A cassette I originally uploaded onto this site with a host of other Crass goodies (more rehearsal tapes, a Peel session and some interviews concerning the Reagan – Thatcher tape) during November 2007 with the permission of two of the members, Penny Rimbaud and Pete Wright.
I have bought this particular November 2007 post forward to this current date in 2009 because the performance on both sides of this cassette is well worth listening to, and I noticed no comments were left on the original posting. The lack of comments is common to a fair amount of older posts that were being uploaded when KYPP was just finding it’s feet in blogland during the first three or four months of going online…I will endeavor to continue to bring some of these posts forward to the present day to gain a ‘new audience’ and further interest.
This cassette was recorded at Dial House during April 1981, and the listener gets to hear Crass performing in a very low key and relaxed fashion with Iggs almost whispering the vocals (no doubt sitting sprawled out on the floor) whilst the rest of the members attempt re-starts after false starts and generally try out new guitar lines and drum patterns.
A great listen to those who are interested in Crass. This is indeed a very rare tape of material that hopefully folk interested in Crass will find immensely appealing.

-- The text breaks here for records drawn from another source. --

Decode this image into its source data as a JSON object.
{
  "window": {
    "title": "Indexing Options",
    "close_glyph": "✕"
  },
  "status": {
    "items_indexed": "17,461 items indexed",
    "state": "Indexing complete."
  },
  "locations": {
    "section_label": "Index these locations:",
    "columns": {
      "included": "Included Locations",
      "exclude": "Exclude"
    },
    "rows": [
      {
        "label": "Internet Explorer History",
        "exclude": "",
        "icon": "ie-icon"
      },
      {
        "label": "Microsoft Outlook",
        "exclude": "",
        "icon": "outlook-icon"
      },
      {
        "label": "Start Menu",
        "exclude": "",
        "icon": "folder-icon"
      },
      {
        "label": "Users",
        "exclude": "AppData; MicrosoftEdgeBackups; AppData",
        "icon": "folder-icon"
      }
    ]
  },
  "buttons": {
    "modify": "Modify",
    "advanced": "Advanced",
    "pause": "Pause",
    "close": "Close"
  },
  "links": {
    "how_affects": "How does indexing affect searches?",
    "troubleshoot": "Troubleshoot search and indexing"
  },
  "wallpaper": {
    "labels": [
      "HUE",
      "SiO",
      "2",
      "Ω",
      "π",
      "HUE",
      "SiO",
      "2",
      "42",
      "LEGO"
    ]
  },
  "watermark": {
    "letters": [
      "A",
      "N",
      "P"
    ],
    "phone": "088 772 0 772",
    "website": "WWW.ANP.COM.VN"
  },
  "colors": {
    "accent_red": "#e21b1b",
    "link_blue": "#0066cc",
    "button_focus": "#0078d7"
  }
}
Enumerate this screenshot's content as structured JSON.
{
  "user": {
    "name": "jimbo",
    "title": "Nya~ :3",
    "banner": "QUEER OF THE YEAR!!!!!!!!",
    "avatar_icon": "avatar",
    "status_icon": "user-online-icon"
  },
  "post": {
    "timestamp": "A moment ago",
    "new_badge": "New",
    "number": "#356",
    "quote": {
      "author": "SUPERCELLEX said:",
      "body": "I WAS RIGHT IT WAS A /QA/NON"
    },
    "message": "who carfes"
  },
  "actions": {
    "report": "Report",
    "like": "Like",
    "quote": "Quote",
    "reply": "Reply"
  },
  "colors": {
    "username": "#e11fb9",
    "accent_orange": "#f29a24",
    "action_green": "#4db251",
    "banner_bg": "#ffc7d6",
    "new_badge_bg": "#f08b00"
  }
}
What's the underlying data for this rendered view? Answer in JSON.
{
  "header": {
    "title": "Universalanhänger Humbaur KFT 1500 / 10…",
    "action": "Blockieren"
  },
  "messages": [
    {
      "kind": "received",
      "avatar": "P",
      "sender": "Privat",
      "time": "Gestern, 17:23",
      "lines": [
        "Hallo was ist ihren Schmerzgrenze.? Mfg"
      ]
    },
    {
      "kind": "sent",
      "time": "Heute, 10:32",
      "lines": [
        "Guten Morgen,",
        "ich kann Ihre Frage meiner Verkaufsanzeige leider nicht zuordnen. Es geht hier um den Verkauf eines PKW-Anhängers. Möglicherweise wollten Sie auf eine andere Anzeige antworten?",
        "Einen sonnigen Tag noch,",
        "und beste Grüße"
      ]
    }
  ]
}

The text below, written about the finished version of Christ The Album LP box set is ripped from wikki, and the review is from a 1982 issue of Punk Lives magazine written by KYPP’s Al.
‘Christ – The Album’ is Crass’ fourth album, released in 1982. It was released as a boxed set double vinyl LP package, including one disk of new studio material and another, entitled ‘Well Forked.. but not dead’, featuring a live recording of their June 1981 gig at the 100 Club in London along with other studio tracks, demos and tape fragments.
The album also included a book, ‘A Series Of Shock Slogans and Mindless Token Tantrums’ (which featured Penny Rimbaud’s essay ‘The Last of the Hippies’, telling the story of the suspicious death of his friend Wally Hope) and a large size poster painted by Gee Vaucher.
The album took over a year to record, produce and mix, during which time the Falklands War had taken place. This caused Crass to fundamentally question their approach to making records, for as a group whose very reason for existing was to comment upon political issues, they felt they had been overtaken and made to appear redundant by real world events.
Subsequent releases, including the singles ‘How does it Feel to Be the Mother of A Thousand Dead’ and ‘Sheep Farming in the Falklands’ and the album ‘Yes Sir, I Will’ saw the band strip their sound ‘back to basics’ and were issued as ‘tactical responses’ to political situations.
Bigger version HERE
Another session from around the same time may be heard HERE
Also remember that any donations are still welcome for the up keep of Dial House, a worthy investment for the future of this beautiful cultural centre.
Cheques can by made out to: Penny Rimbaud, Dial House, Ongar Park Hall, North Weald, Epping, Essex CM16 6AE.